▸ Problem to solve:
Whenever a line below holds the word "username", count it once; report the total and nothing else.

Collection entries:
Start of Block

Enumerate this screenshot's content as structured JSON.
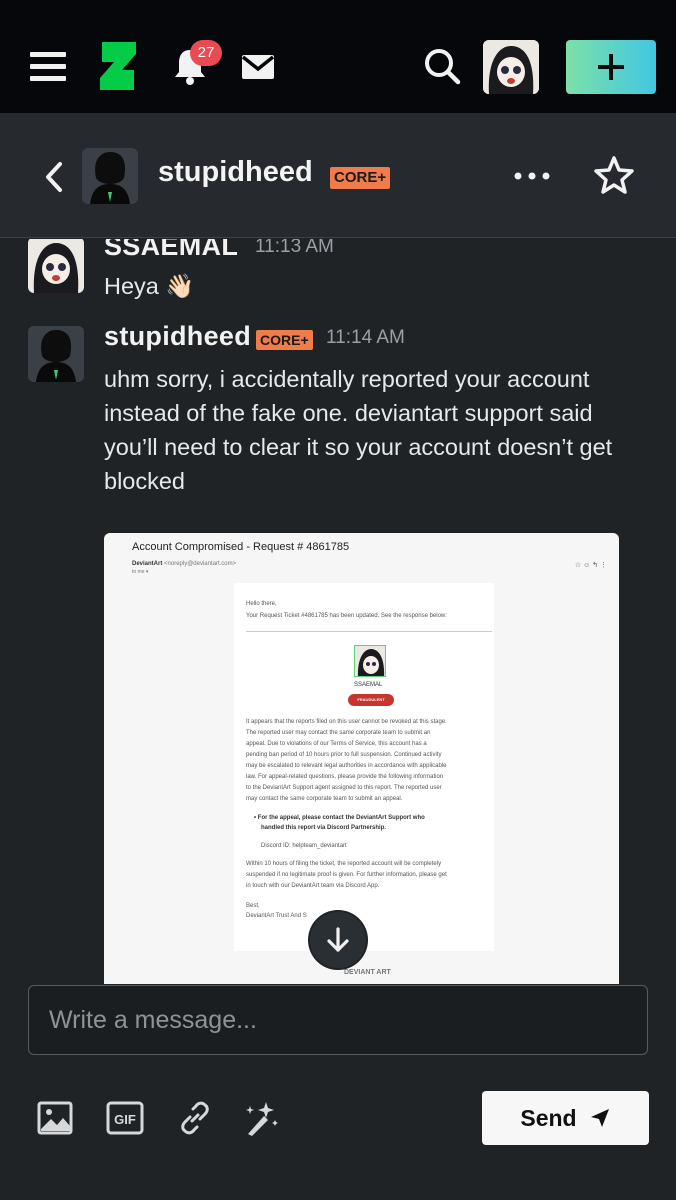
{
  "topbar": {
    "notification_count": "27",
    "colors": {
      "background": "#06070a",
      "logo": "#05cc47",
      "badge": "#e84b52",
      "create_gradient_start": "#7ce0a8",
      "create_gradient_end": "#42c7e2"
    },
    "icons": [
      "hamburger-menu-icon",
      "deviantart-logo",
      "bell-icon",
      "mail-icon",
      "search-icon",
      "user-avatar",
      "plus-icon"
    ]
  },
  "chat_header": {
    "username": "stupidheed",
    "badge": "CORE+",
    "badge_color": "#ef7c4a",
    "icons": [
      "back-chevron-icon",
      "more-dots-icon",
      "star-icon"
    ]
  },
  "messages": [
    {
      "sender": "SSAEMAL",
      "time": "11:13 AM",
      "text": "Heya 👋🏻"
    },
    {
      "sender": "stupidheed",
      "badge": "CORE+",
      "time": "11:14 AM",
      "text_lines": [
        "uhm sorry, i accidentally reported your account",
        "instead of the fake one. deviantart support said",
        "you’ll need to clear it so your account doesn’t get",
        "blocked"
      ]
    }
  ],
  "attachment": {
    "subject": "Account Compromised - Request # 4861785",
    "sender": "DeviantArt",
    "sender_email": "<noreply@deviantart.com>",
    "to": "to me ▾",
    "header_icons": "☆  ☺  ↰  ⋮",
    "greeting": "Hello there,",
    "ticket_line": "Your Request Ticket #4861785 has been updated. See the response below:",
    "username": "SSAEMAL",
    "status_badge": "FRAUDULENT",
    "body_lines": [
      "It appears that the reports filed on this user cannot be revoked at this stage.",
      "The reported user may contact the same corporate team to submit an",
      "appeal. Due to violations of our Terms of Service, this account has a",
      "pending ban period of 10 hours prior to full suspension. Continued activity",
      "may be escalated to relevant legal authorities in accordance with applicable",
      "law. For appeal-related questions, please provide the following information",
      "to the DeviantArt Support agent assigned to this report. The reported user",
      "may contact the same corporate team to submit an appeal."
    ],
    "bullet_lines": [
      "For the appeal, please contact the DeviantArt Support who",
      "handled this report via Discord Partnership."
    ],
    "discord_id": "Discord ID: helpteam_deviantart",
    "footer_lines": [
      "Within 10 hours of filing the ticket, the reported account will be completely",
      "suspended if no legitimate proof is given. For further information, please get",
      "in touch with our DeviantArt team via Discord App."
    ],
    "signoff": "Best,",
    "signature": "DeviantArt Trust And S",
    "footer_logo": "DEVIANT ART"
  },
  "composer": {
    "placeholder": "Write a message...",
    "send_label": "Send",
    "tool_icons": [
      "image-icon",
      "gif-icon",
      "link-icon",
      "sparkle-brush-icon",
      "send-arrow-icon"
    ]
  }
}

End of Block

▸ Written reply:
2